There is lately, though, the idea that there are really two camps in Feminism.
For me, equity feminism sums up what ' first wave feminism was all about. equal rights, women simply having what men ahd already got for themselves; nothing more or less that that.
Feminists who identify themselves with equity feminism include Jean Bethke Elshtain, Elizabeth Fox-Genovese, Noretta Koertge, Donna Laframboise, Mary Lefkowitz, Wendy McElroy, Camille Paglia, Daphne Patai, Virginia Postrel, Alice Rossi, Nadine Strossen, Joan Kennedy Taylor, Cathy Young, and evolutionary psychologist Steven Pinker.
Now, I am not a Gender Feminist myself, so maybe my interpretation is somewhat biased.
However, let it also be said that people who disagree with equity feminism do not use the terms 'equity feminism' , or 'gender feminism' at all and some do not even regard Christina Hoff Sommers as a 'real Feminist' anyway.
From what I gather, 'Gender Feminism' may be summed up as an insistence that gender roles are totally rooted in culture and not biology at all.
Psychologist Steven Pinker described three defining pillars of gender feminism:
Gender feminism is an empirical doctrine committed to three claims about human nature. The first is that the differences between men and women have nothing to do with biology but are socially constructed in their entirety. The second is that humans possess a single social motive -- power -- and that social life can be understood only in terms of how it is exercised. The third is that human interactions arise not from the motives of people dealing with each other as individuals but from the motives of groups dealing with other groups -- in this case, the male gender dominating the female gender.
Sommers argues that gender feminism characterizes most of the body of modern feminist theory, and is the prevailing ideology in academia. She argues that while the feminists she designates as gender feminists advocate preferential treatment and portraying "all women as victims", equity feminism provides a viable alternative form of feminism to those who object to elements of gender feminist ideology.

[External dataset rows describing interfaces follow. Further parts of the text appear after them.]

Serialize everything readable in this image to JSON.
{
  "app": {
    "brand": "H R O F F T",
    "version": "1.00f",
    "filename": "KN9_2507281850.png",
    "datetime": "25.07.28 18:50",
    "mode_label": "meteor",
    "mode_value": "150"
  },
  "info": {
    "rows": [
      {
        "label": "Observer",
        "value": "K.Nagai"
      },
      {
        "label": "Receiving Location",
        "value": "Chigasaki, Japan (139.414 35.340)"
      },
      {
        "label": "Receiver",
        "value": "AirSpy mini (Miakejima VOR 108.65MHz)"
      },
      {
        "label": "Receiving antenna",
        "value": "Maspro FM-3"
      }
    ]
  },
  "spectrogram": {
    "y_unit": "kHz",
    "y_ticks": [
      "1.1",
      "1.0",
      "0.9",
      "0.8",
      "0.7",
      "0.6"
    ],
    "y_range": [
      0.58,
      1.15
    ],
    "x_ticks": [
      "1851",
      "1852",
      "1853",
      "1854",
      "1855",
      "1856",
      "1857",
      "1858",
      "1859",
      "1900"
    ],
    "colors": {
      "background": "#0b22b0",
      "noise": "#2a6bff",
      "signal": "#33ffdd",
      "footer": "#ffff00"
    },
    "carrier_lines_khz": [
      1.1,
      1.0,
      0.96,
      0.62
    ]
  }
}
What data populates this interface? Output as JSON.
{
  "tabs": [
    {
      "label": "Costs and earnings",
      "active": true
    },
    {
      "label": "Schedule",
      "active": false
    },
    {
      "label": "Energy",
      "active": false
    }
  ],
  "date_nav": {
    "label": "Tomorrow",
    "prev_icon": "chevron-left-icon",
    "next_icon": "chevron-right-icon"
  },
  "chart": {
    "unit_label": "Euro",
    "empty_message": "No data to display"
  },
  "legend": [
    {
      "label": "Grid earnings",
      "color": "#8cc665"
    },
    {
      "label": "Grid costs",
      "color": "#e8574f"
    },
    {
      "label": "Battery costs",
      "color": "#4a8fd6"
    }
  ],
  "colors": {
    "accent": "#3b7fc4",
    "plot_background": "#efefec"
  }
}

Similarly, Nathanson and Young use the term "ideological feminism" to describe a dualist school of thought rooted in Marxist theory. Marxism's concept of perpetual conflict between working-class proletariat and capitalist Bourgeoisie has been replaced with feminist theory that posits perpetual exploitation of women by men, or by a patriarchal power structure. "In short, the names have been changed but not the ideology." Additionally, Nathanson and Young contend that ideological feminism is "profoundly anti-intellectual" and furthermore that:
Directly or indirectly, many ideological feminists have repeatedly argued that women are psychologically, morally, spiritually, intellectually and biologically superior to men. This was more explicitly expressed in the late nineteenth century and early twentieth than it was gain in the 1980s. That mentality is now pervasive -- not only in academic circles but in popular culture as well, where it will no doubt endure far longer.
Sommers claims Wellesley, Mount Holyoke, Smith, Mills and the University of Minnesota are "extreme" examples of U.S. colleges where gender feminists exert a major influence on curricula.
So, ok - I tend to side with the critics here, with Equity Feminists who say that women do not need quotas and preferenetial treatment, and who are not just passive victims, and are capable of being more than that.
But what is your take - is Sommers right or do you feel that she 'isn't a real Feminist'?